Like many clothing companies, Stitch Fix is struggling to regain its footing after the COVID-19 slowdown. But it says a new approach to selling, offering customers the chance to buy items directly rather than as part of a curated style “fix,” is catching on and generating sales increases.
The San Francisco-based D2C brand says for its fiscal third quarter, the number of active clients grew 9% compared to the same period in the prior year, rising to 3.4 million. And net revenue per client also improved, gaining 6% to $398. But overall revenue fell 9% to $371.7 million, a decrease of 9% year over year. And it swung to a loss of $33.9 million, compared to net income of $7 million.
Katrina Lake, founder and CEO, points out that the company achieved these results at a time when many in the apparel business saw sales tumble as much as 80%. “Our results give us confidence in the resilience and increasing relevance of our model as more people than ever before seek out a better online shopping experience, rooted in what is meaningful and right for them,” she says in the company’s earnings announcement. “Through a combination of innovating the Fix model and expanding Direct Buy, we are excited to expand the Stitch Fix ecosystem, and unlock personal styling for everybody.”
Some observers are impressed with the way Direct Buy is gaining momentum. Mark R. Altschwager, an analyst who follows the company for Baird, writes that 13% of women’s clients have tried Direct Buy, up from 5% in February.
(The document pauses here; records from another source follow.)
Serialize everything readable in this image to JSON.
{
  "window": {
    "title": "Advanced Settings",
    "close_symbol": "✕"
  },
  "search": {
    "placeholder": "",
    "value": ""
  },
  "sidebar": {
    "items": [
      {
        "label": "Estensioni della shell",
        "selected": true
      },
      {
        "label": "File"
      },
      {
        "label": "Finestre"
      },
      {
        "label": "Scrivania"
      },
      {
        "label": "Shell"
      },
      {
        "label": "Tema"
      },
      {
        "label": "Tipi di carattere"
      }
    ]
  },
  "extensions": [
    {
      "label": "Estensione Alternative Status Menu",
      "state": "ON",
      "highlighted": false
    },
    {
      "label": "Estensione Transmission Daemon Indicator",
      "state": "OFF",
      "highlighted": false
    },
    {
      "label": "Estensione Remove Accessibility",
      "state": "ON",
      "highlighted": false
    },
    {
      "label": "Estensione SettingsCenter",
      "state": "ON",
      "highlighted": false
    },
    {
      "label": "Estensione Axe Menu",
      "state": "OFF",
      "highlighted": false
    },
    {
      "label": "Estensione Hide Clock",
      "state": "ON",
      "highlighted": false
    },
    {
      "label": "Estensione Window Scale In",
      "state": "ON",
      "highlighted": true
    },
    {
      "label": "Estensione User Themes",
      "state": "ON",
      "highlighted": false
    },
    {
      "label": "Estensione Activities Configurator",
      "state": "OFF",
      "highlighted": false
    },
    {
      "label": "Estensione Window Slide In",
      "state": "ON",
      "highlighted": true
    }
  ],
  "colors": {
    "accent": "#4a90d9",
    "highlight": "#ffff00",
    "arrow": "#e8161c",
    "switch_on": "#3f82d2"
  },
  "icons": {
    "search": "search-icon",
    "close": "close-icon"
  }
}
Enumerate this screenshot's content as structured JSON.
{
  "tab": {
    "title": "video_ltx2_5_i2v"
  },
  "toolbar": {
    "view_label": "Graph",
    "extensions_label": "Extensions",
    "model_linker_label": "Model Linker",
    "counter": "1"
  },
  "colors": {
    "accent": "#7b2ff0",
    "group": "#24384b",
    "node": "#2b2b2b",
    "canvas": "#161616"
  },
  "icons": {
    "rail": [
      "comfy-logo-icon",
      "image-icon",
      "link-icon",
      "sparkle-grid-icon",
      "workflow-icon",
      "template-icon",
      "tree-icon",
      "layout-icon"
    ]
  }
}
“Management's tone has become increasingly bullish on the potential as it learns from early results,” he adds, “driving higher client engagement,” such as spending more time on the app. Direct Buy also expands the appeal of Stitch Fix's platform, since “some users value the personalization and convenience/safety of at-home try-on, but want to be more involved in style selection.”
Earlier this month, The Wall Street Journal reported Stitch Fix was laying off 1,400 of its stylists -- about 18% of its staff in San Francisco. Plans call for adding 2,000 stylists in cities with lower costs of living, including Dallas, Pittsburgh, Cleveland, Minneapolis and Austin, Texas.